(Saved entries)
--*--
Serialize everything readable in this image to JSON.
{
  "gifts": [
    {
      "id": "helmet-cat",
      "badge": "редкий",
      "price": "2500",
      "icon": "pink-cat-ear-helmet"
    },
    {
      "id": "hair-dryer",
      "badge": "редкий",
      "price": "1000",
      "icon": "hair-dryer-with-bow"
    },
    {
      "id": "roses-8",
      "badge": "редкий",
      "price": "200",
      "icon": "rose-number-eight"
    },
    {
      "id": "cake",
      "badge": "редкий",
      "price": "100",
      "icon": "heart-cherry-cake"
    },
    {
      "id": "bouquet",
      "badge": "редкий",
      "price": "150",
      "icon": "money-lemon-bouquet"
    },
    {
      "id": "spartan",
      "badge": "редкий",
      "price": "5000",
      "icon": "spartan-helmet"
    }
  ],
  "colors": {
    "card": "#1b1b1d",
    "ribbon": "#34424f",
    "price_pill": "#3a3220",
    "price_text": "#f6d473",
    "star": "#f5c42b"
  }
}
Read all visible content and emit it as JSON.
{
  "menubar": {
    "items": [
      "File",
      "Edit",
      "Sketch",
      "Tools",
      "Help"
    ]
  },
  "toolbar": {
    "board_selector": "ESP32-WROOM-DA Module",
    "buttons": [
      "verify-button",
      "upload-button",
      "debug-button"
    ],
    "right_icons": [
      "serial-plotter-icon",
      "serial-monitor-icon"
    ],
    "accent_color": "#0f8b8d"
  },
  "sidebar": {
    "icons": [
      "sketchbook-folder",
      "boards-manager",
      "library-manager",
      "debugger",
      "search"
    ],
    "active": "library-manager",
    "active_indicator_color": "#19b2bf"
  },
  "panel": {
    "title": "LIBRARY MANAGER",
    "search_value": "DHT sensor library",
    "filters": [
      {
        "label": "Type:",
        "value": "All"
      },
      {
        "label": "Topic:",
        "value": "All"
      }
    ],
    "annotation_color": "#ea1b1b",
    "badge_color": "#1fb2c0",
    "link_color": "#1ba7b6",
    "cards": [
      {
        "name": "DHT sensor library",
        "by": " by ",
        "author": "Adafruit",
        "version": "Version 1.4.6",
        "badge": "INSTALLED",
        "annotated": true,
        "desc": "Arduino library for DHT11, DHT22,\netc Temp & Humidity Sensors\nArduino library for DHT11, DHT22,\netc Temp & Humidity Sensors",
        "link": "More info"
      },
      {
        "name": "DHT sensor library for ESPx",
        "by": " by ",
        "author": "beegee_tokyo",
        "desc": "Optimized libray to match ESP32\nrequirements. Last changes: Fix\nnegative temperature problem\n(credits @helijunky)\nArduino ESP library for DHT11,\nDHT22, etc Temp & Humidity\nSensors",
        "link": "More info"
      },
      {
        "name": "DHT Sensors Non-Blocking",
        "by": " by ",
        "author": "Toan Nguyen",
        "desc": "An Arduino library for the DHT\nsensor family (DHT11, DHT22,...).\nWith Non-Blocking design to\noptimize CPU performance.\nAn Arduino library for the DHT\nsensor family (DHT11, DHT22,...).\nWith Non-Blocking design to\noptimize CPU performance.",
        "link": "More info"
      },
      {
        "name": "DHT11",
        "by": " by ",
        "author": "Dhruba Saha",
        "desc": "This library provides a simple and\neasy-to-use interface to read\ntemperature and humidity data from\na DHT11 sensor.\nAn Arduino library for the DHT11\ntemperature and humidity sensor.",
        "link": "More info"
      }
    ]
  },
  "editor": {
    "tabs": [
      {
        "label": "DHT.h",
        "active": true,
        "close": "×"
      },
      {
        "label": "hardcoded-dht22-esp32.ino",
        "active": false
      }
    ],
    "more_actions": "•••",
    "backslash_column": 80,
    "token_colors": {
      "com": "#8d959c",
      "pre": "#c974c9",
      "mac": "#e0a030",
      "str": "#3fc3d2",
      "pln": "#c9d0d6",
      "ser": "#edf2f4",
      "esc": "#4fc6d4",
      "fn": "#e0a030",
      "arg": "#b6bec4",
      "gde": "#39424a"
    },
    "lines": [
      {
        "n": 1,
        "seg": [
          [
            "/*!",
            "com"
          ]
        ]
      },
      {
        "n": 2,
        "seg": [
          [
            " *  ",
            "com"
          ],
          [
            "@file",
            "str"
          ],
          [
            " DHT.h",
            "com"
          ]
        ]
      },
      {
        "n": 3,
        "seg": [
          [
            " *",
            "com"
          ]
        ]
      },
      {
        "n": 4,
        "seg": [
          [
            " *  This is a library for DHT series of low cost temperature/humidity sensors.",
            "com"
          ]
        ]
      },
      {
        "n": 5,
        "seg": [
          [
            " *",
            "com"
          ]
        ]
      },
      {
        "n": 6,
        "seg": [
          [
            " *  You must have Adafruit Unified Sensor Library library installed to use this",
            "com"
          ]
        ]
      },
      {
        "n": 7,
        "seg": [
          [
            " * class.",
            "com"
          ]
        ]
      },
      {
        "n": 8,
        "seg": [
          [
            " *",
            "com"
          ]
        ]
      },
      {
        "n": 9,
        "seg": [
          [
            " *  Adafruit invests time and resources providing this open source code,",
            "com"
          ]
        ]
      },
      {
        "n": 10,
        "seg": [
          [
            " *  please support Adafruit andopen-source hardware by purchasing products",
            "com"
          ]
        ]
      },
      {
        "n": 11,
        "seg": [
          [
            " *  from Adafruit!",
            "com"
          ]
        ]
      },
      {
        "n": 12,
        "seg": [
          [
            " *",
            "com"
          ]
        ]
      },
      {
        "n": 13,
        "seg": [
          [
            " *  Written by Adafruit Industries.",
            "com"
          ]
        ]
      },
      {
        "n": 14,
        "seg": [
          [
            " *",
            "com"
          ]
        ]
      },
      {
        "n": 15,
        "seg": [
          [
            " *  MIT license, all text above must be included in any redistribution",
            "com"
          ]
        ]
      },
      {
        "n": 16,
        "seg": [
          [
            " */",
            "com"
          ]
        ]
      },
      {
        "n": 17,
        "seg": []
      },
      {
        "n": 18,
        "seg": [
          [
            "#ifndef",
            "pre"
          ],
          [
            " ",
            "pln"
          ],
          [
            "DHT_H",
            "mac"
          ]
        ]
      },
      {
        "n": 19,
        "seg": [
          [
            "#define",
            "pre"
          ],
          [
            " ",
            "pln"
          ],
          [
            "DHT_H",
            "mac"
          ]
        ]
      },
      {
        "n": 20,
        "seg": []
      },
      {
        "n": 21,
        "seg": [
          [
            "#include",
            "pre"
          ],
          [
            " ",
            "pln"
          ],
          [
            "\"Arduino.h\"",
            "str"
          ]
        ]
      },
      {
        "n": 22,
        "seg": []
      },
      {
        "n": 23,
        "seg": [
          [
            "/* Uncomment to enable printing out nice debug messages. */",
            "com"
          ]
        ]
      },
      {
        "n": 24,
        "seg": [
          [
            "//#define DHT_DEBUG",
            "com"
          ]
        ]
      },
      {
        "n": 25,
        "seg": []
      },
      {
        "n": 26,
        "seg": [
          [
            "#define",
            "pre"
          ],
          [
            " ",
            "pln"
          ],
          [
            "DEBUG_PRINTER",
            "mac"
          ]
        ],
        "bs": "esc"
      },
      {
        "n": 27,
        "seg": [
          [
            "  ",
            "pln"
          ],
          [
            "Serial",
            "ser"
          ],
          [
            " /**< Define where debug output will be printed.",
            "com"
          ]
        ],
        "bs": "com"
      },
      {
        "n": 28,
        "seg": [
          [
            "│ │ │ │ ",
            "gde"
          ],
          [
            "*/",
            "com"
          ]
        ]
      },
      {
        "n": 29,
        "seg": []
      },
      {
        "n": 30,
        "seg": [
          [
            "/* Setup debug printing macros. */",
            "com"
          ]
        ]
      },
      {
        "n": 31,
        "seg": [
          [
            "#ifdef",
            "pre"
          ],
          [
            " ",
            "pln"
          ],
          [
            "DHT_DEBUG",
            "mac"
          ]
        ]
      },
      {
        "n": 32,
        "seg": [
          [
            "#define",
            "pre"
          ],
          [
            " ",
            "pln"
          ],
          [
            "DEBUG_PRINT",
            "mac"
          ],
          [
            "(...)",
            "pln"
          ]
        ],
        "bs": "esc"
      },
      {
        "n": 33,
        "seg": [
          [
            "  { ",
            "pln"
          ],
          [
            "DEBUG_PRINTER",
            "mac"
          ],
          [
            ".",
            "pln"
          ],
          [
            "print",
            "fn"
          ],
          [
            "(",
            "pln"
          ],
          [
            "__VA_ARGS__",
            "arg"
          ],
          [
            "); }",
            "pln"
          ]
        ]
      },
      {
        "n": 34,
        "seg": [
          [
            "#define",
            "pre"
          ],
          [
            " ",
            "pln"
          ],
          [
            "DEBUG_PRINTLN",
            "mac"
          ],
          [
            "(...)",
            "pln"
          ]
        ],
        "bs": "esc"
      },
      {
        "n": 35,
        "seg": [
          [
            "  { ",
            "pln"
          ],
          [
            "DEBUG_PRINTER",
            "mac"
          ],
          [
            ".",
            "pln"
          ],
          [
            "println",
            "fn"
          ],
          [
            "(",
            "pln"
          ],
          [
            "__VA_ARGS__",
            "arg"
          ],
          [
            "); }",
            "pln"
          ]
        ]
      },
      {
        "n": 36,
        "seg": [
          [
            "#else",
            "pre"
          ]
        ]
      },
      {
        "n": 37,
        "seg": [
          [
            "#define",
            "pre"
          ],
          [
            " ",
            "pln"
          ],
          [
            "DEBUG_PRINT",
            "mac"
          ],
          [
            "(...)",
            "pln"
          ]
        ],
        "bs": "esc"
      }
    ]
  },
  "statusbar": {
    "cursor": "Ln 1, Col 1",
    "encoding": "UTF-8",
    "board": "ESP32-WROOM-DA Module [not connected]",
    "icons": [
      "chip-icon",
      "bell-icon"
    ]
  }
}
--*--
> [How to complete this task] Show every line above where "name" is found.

> [Task response]
        "name": "DHT sensor library",
        "name": "DHT sensor library for ESPx",
        "name": "DHT Sensors Non-Blocking",
        "name": "DHT11",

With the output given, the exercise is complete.